Cinema Uplift – Additional offer price of $0.08 per share - would be paid if a majority of the Cinemas business locations (representing 75% of Cinemas business revenue in FY19) are open to the public for a period of five Business Days ending at 4pm on the day that is two Business Days prior to the Proxy Cut-Off Date and there are no significant changes to the expected movie slate for the remainder of FY21

Border Uplift – Additional offer price of $0.05 per share - would be paid if there are no border control measures imposed by the Queensland Government prohibiting entry from New South Wales as at 12 noon on 15 October 2020 and from Victoria on 31 October 2020

The three uplifts incorporated into the consideration structure reflect how Village’s business was impacted by COVID-19 and the consequential economic downturn. The theme parks uplift was enlivened due to the re-opening of Warner Bros Movie World and SeaWorld on the Gold Coast. As Queensland border restrictions remained in place in October and there had been a deferral of major film releases, the parties agreed that the further potential uplifts would not be payable to Village Roadshow shareholders under the initial consideration structure. Ultimately, that didn’t matter as BGH increased its offer to $3.00 in response to some institutional shareholders seeking a higher price. Structure A was approved by shareholders and the Court.

Abano Healthcare

The second transaction offering an innovative consideration structure was the acquisition by BGH Capital (in consortium with OTTP) of Abano Healthcare Group. Although the target was NZX listed (and therefore not part of our data set which focuses on ASX listed targets), the transaction is worth noting briefly as it was put forward after an earlier agreement was terminated through a material adverse change trigger due to the onset of COVID-19 (see Chapter 8 - Implementation agreements and bid considerations in public mergers and acquisitions in 2020). 

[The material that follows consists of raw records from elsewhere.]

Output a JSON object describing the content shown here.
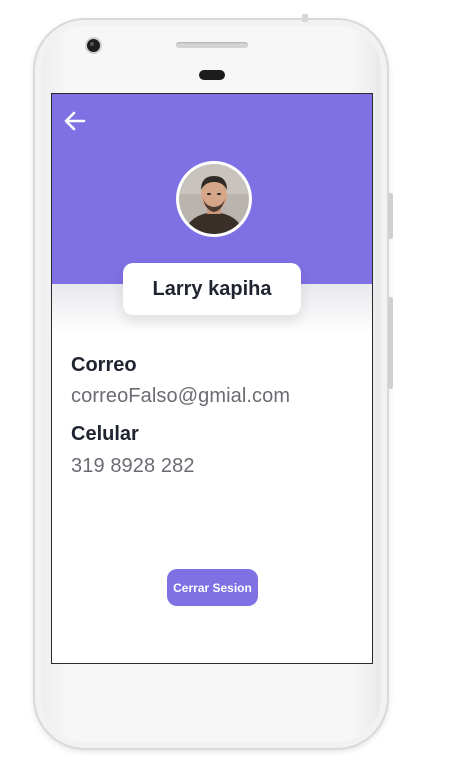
{
  "header": {
    "back_icon": "arrow-left-icon",
    "background_color": "#7f70e4"
  },
  "profile": {
    "name": "Larry kapiha",
    "avatar_icon": "profile-photo"
  },
  "fields": {
    "email_label": "Correo",
    "email_value": "correoFalso@gmial.com",
    "phone_label": "Celular",
    "phone_value": "319 8928 282"
  },
  "actions": {
    "logout_label": "Cerrar Sesion",
    "accent_color": "#7f70e4"
  }
}
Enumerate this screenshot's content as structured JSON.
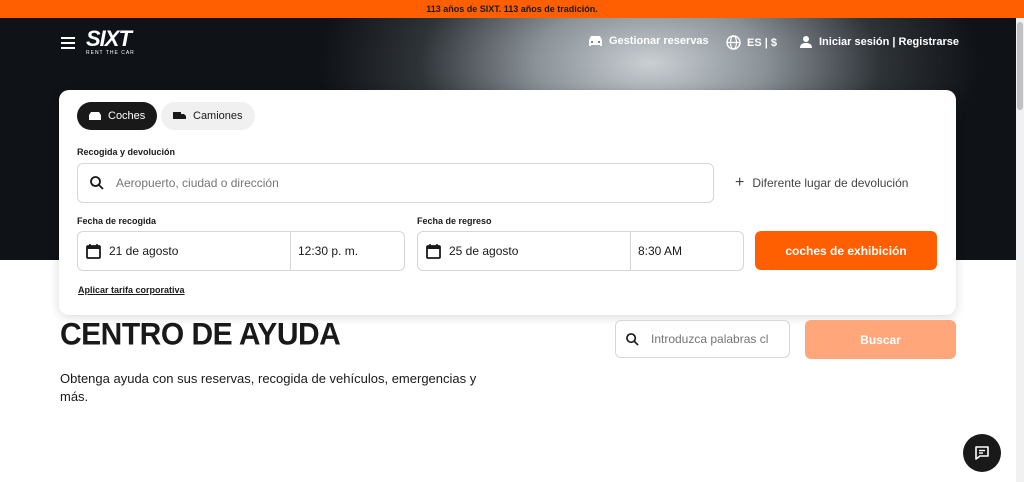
{
  "promo": {
    "text": "113 años de SIXT. 113 años de tradición."
  },
  "header": {
    "logo_word": "SIXT",
    "logo_sub": "RENT THE CAR",
    "manage": "Gestionar reservas",
    "locale": "ES | $",
    "login": "Iniciar sesión | Registrarse"
  },
  "booking": {
    "tabs": [
      {
        "label": "Coches",
        "icon": "car-icon"
      },
      {
        "label": "Camiones",
        "icon": "truck-icon"
      }
    ],
    "location_label": "Recogida y devolución",
    "location_placeholder": "Aeropuerto, ciudad o dirección",
    "different_return": "Diferente lugar de devolución",
    "pickup_label": "Fecha de recogida",
    "pickup_date": "21 de agosto",
    "pickup_time": "12:30 p. m.",
    "return_label": "Fecha de regreso",
    "return_date": "25 de agosto",
    "return_time": "8:30 AM",
    "cta": "coches de exhibición",
    "corporate": "Aplicar tarifa corporativa"
  },
  "help": {
    "title": "CENTRO DE AYUDA",
    "description": "Obtenga ayuda con sus reservas, recogida de vehículos, emergencias y más.",
    "search_placeholder": "Introduzca palabras cl",
    "search_button": "Buscar"
  },
  "colors": {
    "accent": "#ff5f00",
    "accent_light": "#ffa67a",
    "dark": "#191919"
  }
}
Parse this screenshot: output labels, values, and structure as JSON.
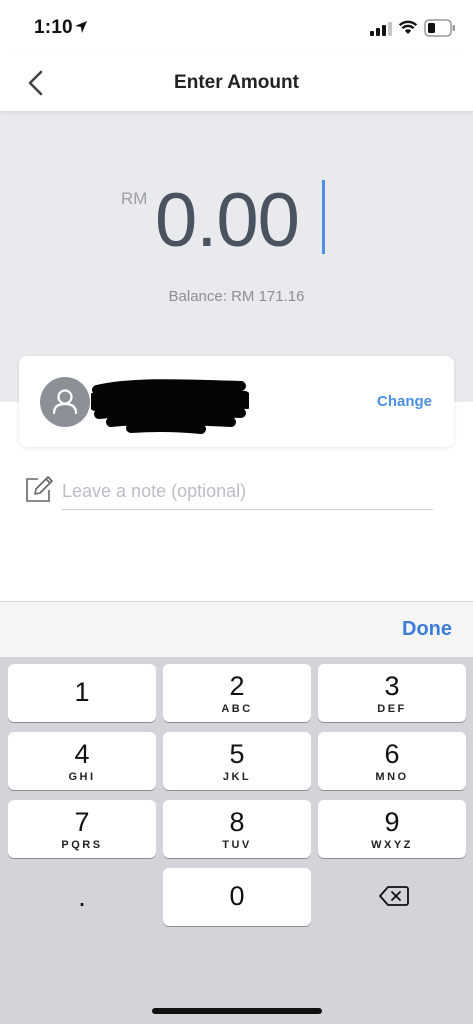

The parties entered into a revised scheme which removed the right (contained in the previous scheme) for BGH Capital to terminate the scheme if a ‘material adverse change’ occurred. Instead, the scheme price was subject to specified price reductions, up to a maximum of 75 cents per share, if any one of the following defined adjustment events occurred:

Description of Adjustment Event

Amount of price reduction (per share)

NZ Pandemic Adjustment Event

>30 cents

Queensland Pandemic Adjustment Event

20 cents

NSW Pandemic Adjustment Event

15 cents

One-Off EBITDA MAC Adjustment Event or an Asset MAC Adjustment Event

30 cents

Recurring EBTIDA MAC Adjustment

55 cents

Regulatory Adjustment Event

15 cents

Sources of funding

The chart (below) shows that the cash consideration for public M&A came from a variety of sources.

While the majority of bidders continue to fund their acquisitions using at least a portion of existing capital, the number of transactions establishing new acquisition facilities (predominantly, secured debt facilities) decreased significantly from 62% in 2019 to 27% in 2020. This may have been heavily influenced by the uncertainty present throughout the majority of the year as businesses sought to maintain conservative balance sheets.

Perhaps unsurprisingly, there was an increase in the proportion of bidders undertaking equity capital raisings to fund their acquisitions, up from 6% in 2019 to 18% in 2020. This is likely due to a desire to maintain lower levels of debt, retain a strong balance sheet position in the midst of the COVID-19 pandemic and take advantage of relatively strong share prices. The ability of Australian companies to raise equity funding on accelerated basis in our capital markets regulatory regime undoubtedly helped as well.

existing reserves / corporate facilities were used in 67% of transactions in 2020, while new acquisition facilities were established for only 27% of transactions.

Larger deals continue to use a mix of funding sources. For example:

  • Cromwell Property Group / ARA Asset Management - $2.4 billion funded from existing cash reserves and debt facilities as well as an equity raising
  • Metlifecare / EQT - $1.2 billion funded from a drawdown of existing equity commitments
  • Infigen Energy / Iberdrola - $893 million funded from existing cash reserves
  • OptiComm / Uniti Group - $694 million funded from existing cash reserves and debt financing